The Sriwijaya Air crash adds to Indonesia's disappointing record in terms of transportation accidents. Indonesia, which is the world's largest archipelago nation, houses more than 260 million people. Transportation accidents on land, air and sea have continued to happen as a result of overcrowding on ferries, age-old infrastructure and poorly-enforced safety standards, according to an AP report.
This comes after the Lion Air crash in October 2018, which saw a Boeing 737 Max crashing into the Java Sea 13 minutes after takeoff, killing all 189 people onboard. It was the deadliest involving Boeing 737 planes and the second deadliest in Indonesia after the Garuda Indonesia crash in 1997 that killed 234 people. In December 2014, an AirAsia flight from Surabaya to Singapore crashed into the sea, killing 162 people. The Sriwijaya crash makes it eight air crashes in Indonesia in the new millennium, with a death toll of 960.
The US had banned Indonesia carriers in 2007. It reversed the decision in 2016, saying that compliance with international aviation standards had improved. In 2017, the European Union (EU) banned all 51 Indonesian carriers after a Garuda Indonesia plane overshot the runway in Yogyakarta, killing 21 out of the 140 people onboard. The EU ban was lifted in 2018.
According to Reuters, the Boeing 737-500 is much older than the problem-plagued B737 Max and is two generations of development before the Max.
The Boeing 737-500 operated by Sriwijaya Air was nearly 27-years-old, but was said to be in good condition. Image courtesy: Twitter/@flightradar24/Panji Anggoro
However, the Sriwijaya Boeing 737-500 that crashed did not have the controversial Manoeuvring Characteristics Augmentation System (MCAS) that led to the B737 Max accidents involving Lion Air and Ethiopian Airlines within a space of a few months in 2018-19. The Boeing 737 is the world's most widely-sold family of aircraft and has seen several makeovers since entering service in 1968.
The Jakarta-based Sriwijaya Air, founded in 2003, largely operates withing Indonesia and has had a strong safety record. There were no onboard casualties in four incidents recorded on the Aviation Safety Network database, though a person was killed when a plane left the runway in 2008, the Reuters report said.
Boeing had manufactured 389 of the B737-500 aircraft but had subsequently stopped producing them. As many as 100 such planes remain in service with smaller airlines around the world in countries like Afghanistan, Iran, Nigeria, Russia and Ukraine, according to tracking website Planespotters.net, The New York Times reported.

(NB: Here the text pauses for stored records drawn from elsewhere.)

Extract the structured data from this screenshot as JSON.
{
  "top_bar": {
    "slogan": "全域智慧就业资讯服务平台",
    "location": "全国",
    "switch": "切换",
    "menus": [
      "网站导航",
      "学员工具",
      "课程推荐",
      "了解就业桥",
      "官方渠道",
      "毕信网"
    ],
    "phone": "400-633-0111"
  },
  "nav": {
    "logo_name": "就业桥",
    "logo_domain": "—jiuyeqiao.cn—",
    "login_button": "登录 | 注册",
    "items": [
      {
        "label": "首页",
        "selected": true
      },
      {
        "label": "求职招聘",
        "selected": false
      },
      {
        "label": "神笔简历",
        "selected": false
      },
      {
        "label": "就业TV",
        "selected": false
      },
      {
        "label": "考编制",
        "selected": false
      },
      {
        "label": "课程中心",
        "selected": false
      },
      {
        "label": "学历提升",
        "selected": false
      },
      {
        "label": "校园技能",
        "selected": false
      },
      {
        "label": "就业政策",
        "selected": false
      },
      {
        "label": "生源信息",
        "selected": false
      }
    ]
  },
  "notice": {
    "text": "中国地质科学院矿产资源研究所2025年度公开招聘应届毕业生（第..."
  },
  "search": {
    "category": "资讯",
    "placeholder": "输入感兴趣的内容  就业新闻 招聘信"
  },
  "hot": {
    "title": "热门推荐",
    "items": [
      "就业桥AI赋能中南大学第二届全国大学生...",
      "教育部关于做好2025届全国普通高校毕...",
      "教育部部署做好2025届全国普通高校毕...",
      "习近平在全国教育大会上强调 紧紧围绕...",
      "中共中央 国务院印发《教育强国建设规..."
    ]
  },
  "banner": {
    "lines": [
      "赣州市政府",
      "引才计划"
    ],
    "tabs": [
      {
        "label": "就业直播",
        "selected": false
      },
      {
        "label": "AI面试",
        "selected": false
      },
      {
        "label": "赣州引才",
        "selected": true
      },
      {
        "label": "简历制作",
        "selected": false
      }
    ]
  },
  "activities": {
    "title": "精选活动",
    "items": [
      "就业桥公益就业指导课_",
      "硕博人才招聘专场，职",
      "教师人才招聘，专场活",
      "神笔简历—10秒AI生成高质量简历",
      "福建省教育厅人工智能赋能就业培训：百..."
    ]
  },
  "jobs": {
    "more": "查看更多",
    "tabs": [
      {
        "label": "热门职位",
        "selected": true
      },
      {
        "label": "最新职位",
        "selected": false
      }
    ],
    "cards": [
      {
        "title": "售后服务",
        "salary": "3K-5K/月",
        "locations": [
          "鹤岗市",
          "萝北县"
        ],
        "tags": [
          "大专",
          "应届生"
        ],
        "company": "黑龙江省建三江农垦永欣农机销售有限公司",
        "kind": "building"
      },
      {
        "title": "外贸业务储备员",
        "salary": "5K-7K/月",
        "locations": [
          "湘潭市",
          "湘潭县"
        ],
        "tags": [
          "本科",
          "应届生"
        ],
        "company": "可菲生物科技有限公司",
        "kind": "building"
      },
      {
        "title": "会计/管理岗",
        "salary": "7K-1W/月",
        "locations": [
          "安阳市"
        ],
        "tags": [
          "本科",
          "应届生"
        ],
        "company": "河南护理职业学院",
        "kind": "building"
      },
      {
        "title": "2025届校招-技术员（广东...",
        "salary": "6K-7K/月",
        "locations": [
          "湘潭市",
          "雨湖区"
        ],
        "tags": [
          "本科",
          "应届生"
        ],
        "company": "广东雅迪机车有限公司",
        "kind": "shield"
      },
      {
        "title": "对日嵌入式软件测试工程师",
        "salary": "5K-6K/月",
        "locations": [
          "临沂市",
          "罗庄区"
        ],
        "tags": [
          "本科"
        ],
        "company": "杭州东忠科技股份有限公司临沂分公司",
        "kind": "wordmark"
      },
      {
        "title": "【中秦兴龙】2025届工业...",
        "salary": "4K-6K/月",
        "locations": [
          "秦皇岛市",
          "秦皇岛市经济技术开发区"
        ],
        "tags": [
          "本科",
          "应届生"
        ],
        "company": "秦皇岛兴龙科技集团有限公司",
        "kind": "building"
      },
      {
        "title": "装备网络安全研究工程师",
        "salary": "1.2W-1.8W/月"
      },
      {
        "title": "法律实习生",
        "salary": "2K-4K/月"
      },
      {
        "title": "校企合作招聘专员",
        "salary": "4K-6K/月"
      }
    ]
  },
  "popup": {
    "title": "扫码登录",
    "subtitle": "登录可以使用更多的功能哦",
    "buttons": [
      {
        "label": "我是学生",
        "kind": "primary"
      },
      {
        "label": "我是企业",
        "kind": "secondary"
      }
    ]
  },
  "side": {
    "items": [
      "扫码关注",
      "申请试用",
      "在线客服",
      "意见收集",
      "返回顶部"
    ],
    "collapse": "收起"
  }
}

Among the crashes involving the B737 series planes last year, was a Boeing 737-800 operated by Ukrainian International Airlines that was shot down by the Iranian Islamic Revolutionary Guards Corp (IRGC) shortly after takeoff from Tehran Imam Khomeini International Airport in January, killing all 176 people onboard died; an Air India Express B737-800 skidding off the edge of a tabletop runway at the Calicut International Airport and falling into a deep valley in August, killing around 20 people; and Pegasus Airlines B737-800 skidding off the runway at Istanbul Sabiha Gökçen International Airport in February, killing three people.
According to a recent report by the Dutch aviation consulting firm To70, the number of people killed in large commercial aeroplane crashes rose in 2020 to 299 worldwide, even as the number of crashes fell by more than 50%.